What needs to be done
All entries below are to be set down again, identical to the source.

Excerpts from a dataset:
Content starts

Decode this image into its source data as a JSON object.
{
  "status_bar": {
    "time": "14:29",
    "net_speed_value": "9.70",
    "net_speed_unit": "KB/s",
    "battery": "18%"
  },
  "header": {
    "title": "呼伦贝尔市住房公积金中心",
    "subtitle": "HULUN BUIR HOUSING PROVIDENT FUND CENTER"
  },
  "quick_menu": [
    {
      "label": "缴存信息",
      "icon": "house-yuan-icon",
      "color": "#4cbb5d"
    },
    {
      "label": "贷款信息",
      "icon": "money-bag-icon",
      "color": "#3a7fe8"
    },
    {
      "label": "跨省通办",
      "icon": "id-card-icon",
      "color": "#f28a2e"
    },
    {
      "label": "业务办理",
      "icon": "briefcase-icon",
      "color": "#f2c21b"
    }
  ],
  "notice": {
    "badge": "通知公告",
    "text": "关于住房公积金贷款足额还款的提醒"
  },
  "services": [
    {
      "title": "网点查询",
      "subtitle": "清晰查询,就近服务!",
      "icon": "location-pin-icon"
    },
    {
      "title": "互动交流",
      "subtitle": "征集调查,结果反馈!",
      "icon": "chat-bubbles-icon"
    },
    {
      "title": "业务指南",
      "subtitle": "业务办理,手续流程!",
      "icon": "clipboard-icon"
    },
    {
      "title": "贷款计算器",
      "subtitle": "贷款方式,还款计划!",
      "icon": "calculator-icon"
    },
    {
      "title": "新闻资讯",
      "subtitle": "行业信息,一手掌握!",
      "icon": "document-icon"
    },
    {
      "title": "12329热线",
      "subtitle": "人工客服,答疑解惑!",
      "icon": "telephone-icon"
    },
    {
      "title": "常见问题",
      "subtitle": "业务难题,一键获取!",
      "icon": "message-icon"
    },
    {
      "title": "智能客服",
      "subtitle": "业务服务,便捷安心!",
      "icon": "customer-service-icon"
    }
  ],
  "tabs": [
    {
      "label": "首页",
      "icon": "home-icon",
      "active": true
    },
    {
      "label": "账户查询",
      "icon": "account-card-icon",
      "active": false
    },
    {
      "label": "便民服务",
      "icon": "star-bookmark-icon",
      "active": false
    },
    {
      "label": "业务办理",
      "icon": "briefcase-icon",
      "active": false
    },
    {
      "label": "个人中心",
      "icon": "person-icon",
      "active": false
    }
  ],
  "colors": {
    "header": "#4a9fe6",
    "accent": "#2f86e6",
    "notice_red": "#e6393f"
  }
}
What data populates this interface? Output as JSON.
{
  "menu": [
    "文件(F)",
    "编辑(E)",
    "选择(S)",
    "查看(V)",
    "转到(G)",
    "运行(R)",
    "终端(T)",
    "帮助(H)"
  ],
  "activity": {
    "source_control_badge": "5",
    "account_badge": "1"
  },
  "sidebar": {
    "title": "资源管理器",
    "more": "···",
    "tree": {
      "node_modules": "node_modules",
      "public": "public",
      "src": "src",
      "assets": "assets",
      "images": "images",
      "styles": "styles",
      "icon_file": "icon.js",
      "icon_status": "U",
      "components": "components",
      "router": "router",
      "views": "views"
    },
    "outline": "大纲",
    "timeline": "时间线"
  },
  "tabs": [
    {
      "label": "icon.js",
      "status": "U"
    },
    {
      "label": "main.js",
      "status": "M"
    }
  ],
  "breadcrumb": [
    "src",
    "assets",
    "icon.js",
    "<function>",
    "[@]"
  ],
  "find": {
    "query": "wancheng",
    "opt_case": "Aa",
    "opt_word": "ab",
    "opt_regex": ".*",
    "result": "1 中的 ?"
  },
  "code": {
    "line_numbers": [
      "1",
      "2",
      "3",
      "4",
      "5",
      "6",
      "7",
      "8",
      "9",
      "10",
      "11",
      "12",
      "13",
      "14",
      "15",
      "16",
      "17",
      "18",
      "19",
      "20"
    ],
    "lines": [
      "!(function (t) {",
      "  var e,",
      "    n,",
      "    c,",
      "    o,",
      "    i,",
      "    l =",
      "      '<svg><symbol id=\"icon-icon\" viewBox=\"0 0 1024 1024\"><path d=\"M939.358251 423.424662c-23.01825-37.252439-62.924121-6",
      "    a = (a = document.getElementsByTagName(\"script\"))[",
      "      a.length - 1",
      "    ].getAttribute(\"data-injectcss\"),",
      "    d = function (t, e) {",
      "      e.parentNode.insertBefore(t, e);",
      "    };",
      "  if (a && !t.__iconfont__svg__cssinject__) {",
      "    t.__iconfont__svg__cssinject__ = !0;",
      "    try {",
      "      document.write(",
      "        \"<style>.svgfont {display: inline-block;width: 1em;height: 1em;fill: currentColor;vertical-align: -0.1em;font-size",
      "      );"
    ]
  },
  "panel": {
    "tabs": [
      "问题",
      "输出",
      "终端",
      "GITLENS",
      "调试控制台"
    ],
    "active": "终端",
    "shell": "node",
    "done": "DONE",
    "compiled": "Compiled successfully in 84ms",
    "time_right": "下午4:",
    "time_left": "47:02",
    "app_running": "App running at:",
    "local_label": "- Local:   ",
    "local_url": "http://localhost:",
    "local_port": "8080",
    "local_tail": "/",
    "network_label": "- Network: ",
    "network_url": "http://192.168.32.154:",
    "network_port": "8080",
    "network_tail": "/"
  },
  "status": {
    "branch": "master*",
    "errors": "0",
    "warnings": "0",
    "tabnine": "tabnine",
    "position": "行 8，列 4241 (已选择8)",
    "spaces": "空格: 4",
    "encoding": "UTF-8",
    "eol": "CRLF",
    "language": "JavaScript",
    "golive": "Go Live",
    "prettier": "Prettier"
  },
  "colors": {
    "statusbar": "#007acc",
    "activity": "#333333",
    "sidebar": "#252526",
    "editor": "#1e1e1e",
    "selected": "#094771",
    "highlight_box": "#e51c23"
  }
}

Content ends

Solution to the problem
Decode this image into its source data as a JSON object.
{
  "status_bar": {
    "time": "14:29",
    "net_speed_value": "9.70",
    "net_speed_unit": "KB/s",
    "battery": "18%"
  },
  "header": {
    "title": "呼伦贝尔市住房公积金中心",
    "subtitle": "HULUN BUIR HOUSING PROVIDENT FUND CENTER"
  },
  "quick_menu": [
    {
      "label": "缴存信息",
      "icon": "house-yuan-icon",
      "color": "#4cbb5d"
    },
    {
      "label": "贷款信息",
      "icon": "money-bag-icon",
      "color": "#3a7fe8"
    },
    {
      "label": "跨省通办",
      "icon": "id-card-icon",
      "color": "#f28a2e"
    },
    {
      "label": "业务办理",
      "icon": "briefcase-icon",
      "color": "#f2c21b"
    }
  ],
  "notice": {
    "badge": "通知公告",
    "text": "关于住房公积金贷款足额还款的提醒"
  },
  "services": [
    {
      "title": "网点查询",
      "subtitle": "清晰查询,就近服务!",
      "icon": "location-pin-icon"
    },
    {
      "title": "互动交流",
      "subtitle": "征集调查,结果反馈!",
      "icon": "chat-bubbles-icon"
    },
    {
      "title": "业务指南",
      "subtitle": "业务办理,手续流程!",
      "icon": "clipboard-icon"
    },
    {
      "title": "贷款计算器",
      "subtitle": "贷款方式,还款计划!",
      "icon": "calculator-icon"
    },
    {
      "title": "新闻资讯",
      "subtitle": "行业信息,一手掌握!",
      "icon": "document-icon"
    },
    {
      "title": "12329热线",
      "subtitle": "人工客服,答疑解惑!",
      "icon": "telephone-icon"
    },
    {
      "title": "常见问题",
      "subtitle": "业务难题,一键获取!",
      "icon": "message-icon"
    },
    {
      "title": "智能客服",
      "subtitle": "业务服务,便捷安心!",
      "icon": "customer-service-icon"
    }
  ],
  "tabs": [
    {
      "label": "首页",
      "icon": "home-icon",
      "active": true
    },
    {
      "label": "账户查询",
      "icon": "account-card-icon",
      "active": false
    },
    {
      "label": "便民服务",
      "icon": "star-bookmark-icon",
      "active": false
    },
    {
      "label": "业务办理",
      "icon": "briefcase-icon",
      "active": false
    },
    {
      "label": "个人中心",
      "icon": "person-icon",
      "active": false
    }
  ],
  "colors": {
    "header": "#4a9fe6",
    "accent": "#2f86e6",
    "notice_red": "#e6393f"
  }
}
What data populates this interface? Output as JSON.
{
  "menu": [
    "文件(F)",
    "编辑(E)",
    "选择(S)",
    "查看(V)",
    "转到(G)",
    "运行(R)",
    "终端(T)",
    "帮助(H)"
  ],
  "activity": {
    "source_control_badge": "5",
    "account_badge": "1"
  },
  "sidebar": {
    "title": "资源管理器",
    "more": "···",
    "tree": {
      "node_modules": "node_modules",
      "public": "public",
      "src": "src",
      "assets": "assets",
      "images": "images",
      "styles": "styles",
      "icon_file": "icon.js",
      "icon_status": "U",
      "components": "components",
      "router": "router",
      "views": "views"
    },
    "outline": "大纲",
    "timeline": "时间线"
  },
  "tabs": [
    {
      "label": "icon.js",
      "status": "U"
    },
    {
      "label": "main.js",
      "status": "M"
    }
  ],
  "breadcrumb": [
    "src",
    "assets",
    "icon.js",
    "<function>",
    "[@]"
  ],
  "find": {
    "query": "wancheng",
    "opt_case": "Aa",
    "opt_word": "ab",
    "opt_regex": ".*",
    "result": "1 中的 ?"
  },
  "code": {
    "line_numbers": [
      "1",
      "2",
      "3",
      "4",
      "5",
      "6",
      "7",
      "8",
      "9",
      "10",
      "11",
      "12",
      "13",
      "14",
      "15",
      "16",
      "17",
      "18",
      "19",
      "20"
    ],
    "lines": [
      "!(function (t) {",
      "  var e,",
      "    n,",
      "    c,",
      "    o,",
      "    i,",
      "    l =",
      "      '<svg><symbol id=\"icon-icon\" viewBox=\"0 0 1024 1024\"><path d=\"M939.358251 423.424662c-23.01825-37.252439-62.924121-6",
      "    a = (a = document.getElementsByTagName(\"script\"))[",
      "      a.length - 1",
      "    ].getAttribute(\"data-injectcss\"),",
      "    d = function (t, e) {",
      "      e.parentNode.insertBefore(t, e);",
      "    };",
      "  if (a && !t.__iconfont__svg__cssinject__) {",
      "    t.__iconfont__svg__cssinject__ = !0;",
      "    try {",
      "      document.write(",
      "        \"<style>.svgfont {display: inline-block;width: 1em;height: 1em;fill: currentColor;vertical-align: -0.1em;font-size",
      "      );"
    ]
  },
  "panel": {
    "tabs": [
      "问题",
      "输出",
      "终端",
      "GITLENS",
      "调试控制台"
    ],
    "active": "终端",
    "shell": "node",
    "done": "DONE",
    "compiled": "Compiled successfully in 84ms",
    "time_right": "下午4:",
    "time_left": "47:02",
    "app_running": "App running at:",
    "local_label": "- Local:   ",
    "local_url": "http://localhost:",
    "local_port": "8080",
    "local_tail": "/",
    "network_label": "- Network: ",
    "network_url": "http://192.168.32.154:",
    "network_port": "8080",
    "network_tail": "/"
  },
  "status": {
    "branch": "master*",
    "errors": "0",
    "warnings": "0",
    "tabnine": "tabnine",
    "position": "行 8，列 4241 (已选择8)",
    "spaces": "空格: 4",
    "encoding": "UTF-8",
    "eol": "CRLF",
    "language": "JavaScript",
    "golive": "Go Live",
    "prettier": "Prettier"
  },
  "colors": {
    "statusbar": "#007acc",
    "activity": "#333333",
    "sidebar": "#252526",
    "editor": "#1e1e1e",
    "selected": "#094771",
    "highlight_box": "#e51c23"
  }
}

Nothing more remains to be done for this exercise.